I need to get me some gospel shoes. You probably think you really can’t buy gospel shoes. You’re wrong. I found them online. They look like high-top black Chucks with a cross on the tongue and the verse from Ephesians—"and your feet shod with the preparation of the gospel of peace"—written on the side. Of course these man-made gospel shoes that can be bought aren’t the kind I need.

For the past few weeks Pastor Mark has been preaching on the Whole Armor of God passage in Ephesians. He has stressed Paul’s exhortation to us to stand firm, to stand our ground, to stand with steady confidence rooted in the gospel.

Life has been hard lately. Death, illness, violence, sadness, and fear have been coming at me like darts, from all angles. But I keep reminding myself to stand firm. I realize that nothing I do on my own is enough to help me to stand in the midst of this onslaught. I need faith. It is faith, the complete reliance on God, that will give me the strength and peace to stand firm. I’ve got to put on my gospel shoes.

Saturday, August 13, 2011

Colorado fish lips

I just got back from being in Colorado for nearly two weeks—in Aspen and Telluride. Both towns are in stunning locations. The feeling of standing on the heights of the Rocky Mountains at nearly 14,000 feet, inhaling clean air, seeing meadows of wildflowers and rushing mountain streams is breathtaking.

And both towns, particularly Aspen, are dripping in money. The rich aren’t stupid—they know where to go and where to be seen by other rich people.

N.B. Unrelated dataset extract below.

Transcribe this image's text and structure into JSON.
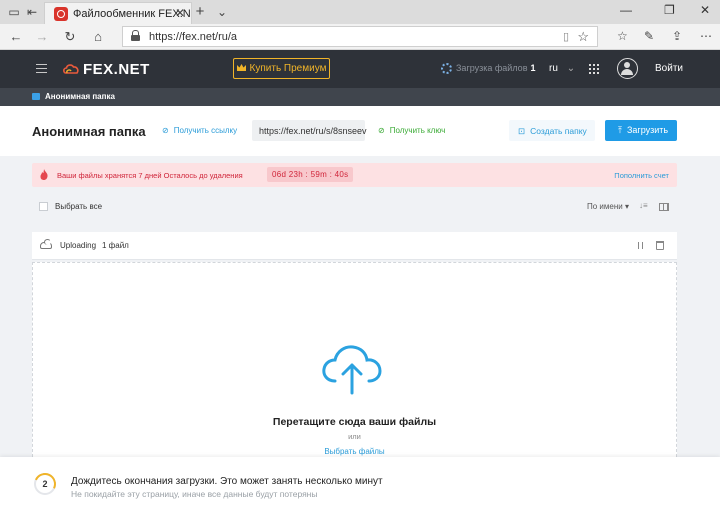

But I’ve got the feeling the women of Aspen and Telluride aren’t representative of the average women of Colorado. For example, I drove from Aspen to Telluride and stopped in Paonia, Colorado, a small town surrounded by mines and fruit orchards. In Paonia the women wear beehive hairdos and false teeth. In Paonia the women wear polyester clothes left over from the last century. But at least the women in Paonia don’t look alike.

In Aspen there are a bunch of women who seem to have been punched out of a cookie cutter, like an updated version of Stepford wives. They all have Jennifer Anniston hair. They are all rail thin. Beyond rail thin. (It’s useful to be rail thin in Aspen because all the uber-expensive clothing stores carry clothes sizes that range from size 000 to size 4. Those of us who shop in the “women’s” section at Target might as well wrap ourselves in a table cloth.)

But here’s the thing that startled me most about the women in Aspen (and the non-hippie women in Telluride)—they all have those fish lips that you see in the plastic-surgery-gone-wrong photos. They walk around town with frozen faces and glossy lips way out of proportion to the rest of their bodies. I swear I just don’t get it. When did it become fashionable to look like a domestic abuse victim?